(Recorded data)
======

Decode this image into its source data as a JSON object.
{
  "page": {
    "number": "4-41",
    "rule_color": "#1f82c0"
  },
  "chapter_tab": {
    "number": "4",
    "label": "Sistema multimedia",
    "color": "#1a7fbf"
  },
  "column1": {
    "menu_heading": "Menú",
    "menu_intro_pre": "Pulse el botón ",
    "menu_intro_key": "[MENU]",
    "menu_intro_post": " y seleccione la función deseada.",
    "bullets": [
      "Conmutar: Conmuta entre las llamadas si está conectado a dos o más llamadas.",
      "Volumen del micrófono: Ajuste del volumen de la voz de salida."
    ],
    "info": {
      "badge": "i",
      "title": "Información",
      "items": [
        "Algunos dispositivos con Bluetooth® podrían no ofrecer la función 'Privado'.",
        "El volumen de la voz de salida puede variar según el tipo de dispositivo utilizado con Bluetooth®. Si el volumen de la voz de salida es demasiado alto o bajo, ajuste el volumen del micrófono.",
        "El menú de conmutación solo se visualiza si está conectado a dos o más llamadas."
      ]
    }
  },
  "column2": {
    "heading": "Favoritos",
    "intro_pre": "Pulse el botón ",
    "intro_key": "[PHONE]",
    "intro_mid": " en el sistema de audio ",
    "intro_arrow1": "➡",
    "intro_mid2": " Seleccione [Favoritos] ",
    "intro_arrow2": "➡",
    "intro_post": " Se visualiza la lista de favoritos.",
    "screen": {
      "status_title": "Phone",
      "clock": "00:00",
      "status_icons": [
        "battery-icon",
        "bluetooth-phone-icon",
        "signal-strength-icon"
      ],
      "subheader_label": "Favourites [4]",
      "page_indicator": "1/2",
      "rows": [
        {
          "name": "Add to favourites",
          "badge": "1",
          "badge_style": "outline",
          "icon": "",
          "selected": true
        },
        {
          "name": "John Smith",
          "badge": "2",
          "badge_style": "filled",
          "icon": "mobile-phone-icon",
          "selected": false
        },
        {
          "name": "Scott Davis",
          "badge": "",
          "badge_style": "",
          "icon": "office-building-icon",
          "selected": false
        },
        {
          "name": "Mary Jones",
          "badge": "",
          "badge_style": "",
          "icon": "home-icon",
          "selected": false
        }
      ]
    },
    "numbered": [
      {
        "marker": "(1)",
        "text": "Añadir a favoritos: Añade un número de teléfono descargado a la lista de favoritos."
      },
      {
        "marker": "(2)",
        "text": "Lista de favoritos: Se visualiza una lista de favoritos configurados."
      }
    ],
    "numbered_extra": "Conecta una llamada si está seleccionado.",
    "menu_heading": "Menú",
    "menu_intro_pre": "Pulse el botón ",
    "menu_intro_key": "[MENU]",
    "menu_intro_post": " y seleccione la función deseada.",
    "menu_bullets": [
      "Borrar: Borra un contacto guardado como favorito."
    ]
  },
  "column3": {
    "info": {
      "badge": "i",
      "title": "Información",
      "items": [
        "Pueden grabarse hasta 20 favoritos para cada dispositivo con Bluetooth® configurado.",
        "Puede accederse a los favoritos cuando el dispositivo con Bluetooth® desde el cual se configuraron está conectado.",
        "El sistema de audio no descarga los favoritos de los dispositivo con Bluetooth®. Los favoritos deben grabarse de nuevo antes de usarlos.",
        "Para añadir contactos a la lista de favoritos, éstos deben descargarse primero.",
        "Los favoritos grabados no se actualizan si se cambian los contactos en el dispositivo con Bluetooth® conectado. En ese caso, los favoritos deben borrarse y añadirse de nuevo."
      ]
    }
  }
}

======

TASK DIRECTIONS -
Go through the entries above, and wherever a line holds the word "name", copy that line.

RESPONSE BELOW -
          "name": "Add to favourites",
          "name": "John Smith",
          "name": "Scott Davis",
          "name": "Mary Jones",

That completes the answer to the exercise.